» PROBLEM TO SOLVE:
The records that follow must be printed exactly as they are.

» SUPPLIED RECORDS:
* * *
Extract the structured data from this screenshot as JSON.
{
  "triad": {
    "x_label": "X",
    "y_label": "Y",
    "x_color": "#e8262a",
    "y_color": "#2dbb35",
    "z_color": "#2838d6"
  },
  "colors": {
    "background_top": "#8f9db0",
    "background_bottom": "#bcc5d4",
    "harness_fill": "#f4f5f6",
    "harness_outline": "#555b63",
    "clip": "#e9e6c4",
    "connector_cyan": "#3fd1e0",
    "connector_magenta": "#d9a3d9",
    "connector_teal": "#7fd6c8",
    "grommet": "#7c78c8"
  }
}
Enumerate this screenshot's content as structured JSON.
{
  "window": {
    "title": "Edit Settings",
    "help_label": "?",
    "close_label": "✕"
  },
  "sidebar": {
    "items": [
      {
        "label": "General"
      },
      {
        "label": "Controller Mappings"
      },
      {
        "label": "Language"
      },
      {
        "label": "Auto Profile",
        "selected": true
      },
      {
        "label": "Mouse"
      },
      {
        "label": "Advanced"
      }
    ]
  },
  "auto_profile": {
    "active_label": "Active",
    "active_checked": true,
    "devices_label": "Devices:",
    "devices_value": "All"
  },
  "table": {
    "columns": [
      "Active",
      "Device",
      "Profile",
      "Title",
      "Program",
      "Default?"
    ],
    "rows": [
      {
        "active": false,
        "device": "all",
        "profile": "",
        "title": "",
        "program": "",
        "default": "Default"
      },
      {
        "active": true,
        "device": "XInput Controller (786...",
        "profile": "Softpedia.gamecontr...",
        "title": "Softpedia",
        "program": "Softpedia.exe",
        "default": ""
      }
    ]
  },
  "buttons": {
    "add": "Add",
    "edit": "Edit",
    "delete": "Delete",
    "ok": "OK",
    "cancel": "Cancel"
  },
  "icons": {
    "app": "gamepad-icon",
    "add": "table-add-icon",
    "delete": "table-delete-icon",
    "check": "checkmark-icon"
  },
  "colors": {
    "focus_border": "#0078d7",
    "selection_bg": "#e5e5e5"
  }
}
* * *
» OUTPUT FOR THIS EXERCISE:
Extract the structured data from this screenshot as JSON.
{
  "triad": {
    "x_label": "X",
    "y_label": "Y",
    "x_color": "#e8262a",
    "y_color": "#2dbb35",
    "z_color": "#2838d6"
  },
  "colors": {
    "background_top": "#8f9db0",
    "background_bottom": "#bcc5d4",
    "harness_fill": "#f4f5f6",
    "harness_outline": "#555b63",
    "clip": "#e9e6c4",
    "connector_cyan": "#3fd1e0",
    "connector_magenta": "#d9a3d9",
    "connector_teal": "#7fd6c8",
    "grommet": "#7c78c8"
  }
}
Enumerate this screenshot's content as structured JSON.
{
  "window": {
    "title": "Edit Settings",
    "help_label": "?",
    "close_label": "✕"
  },
  "sidebar": {
    "items": [
      {
        "label": "General"
      },
      {
        "label": "Controller Mappings"
      },
      {
        "label": "Language"
      },
      {
        "label": "Auto Profile",
        "selected": true
      },
      {
        "label": "Mouse"
      },
      {
        "label": "Advanced"
      }
    ]
  },
  "auto_profile": {
    "active_label": "Active",
    "active_checked": true,
    "devices_label": "Devices:",
    "devices_value": "All"
  },
  "table": {
    "columns": [
      "Active",
      "Device",
      "Profile",
      "Title",
      "Program",
      "Default?"
    ],
    "rows": [
      {
        "active": false,
        "device": "all",
        "profile": "",
        "title": "",
        "program": "",
        "default": "Default"
      },
      {
        "active": true,
        "device": "XInput Controller (786...",
        "profile": "Softpedia.gamecontr...",
        "title": "Softpedia",
        "program": "Softpedia.exe",
        "default": ""
      }
    ]
  },
  "buttons": {
    "add": "Add",
    "edit": "Edit",
    "delete": "Delete",
    "ok": "OK",
    "cancel": "Cancel"
  },
  "icons": {
    "app": "gamepad-icon",
    "add": "table-add-icon",
    "delete": "table-delete-icon",
    "check": "checkmark-icon"
  },
  "colors": {
    "focus_border": "#0078d7",
    "selection_bg": "#e5e5e5"
  }
}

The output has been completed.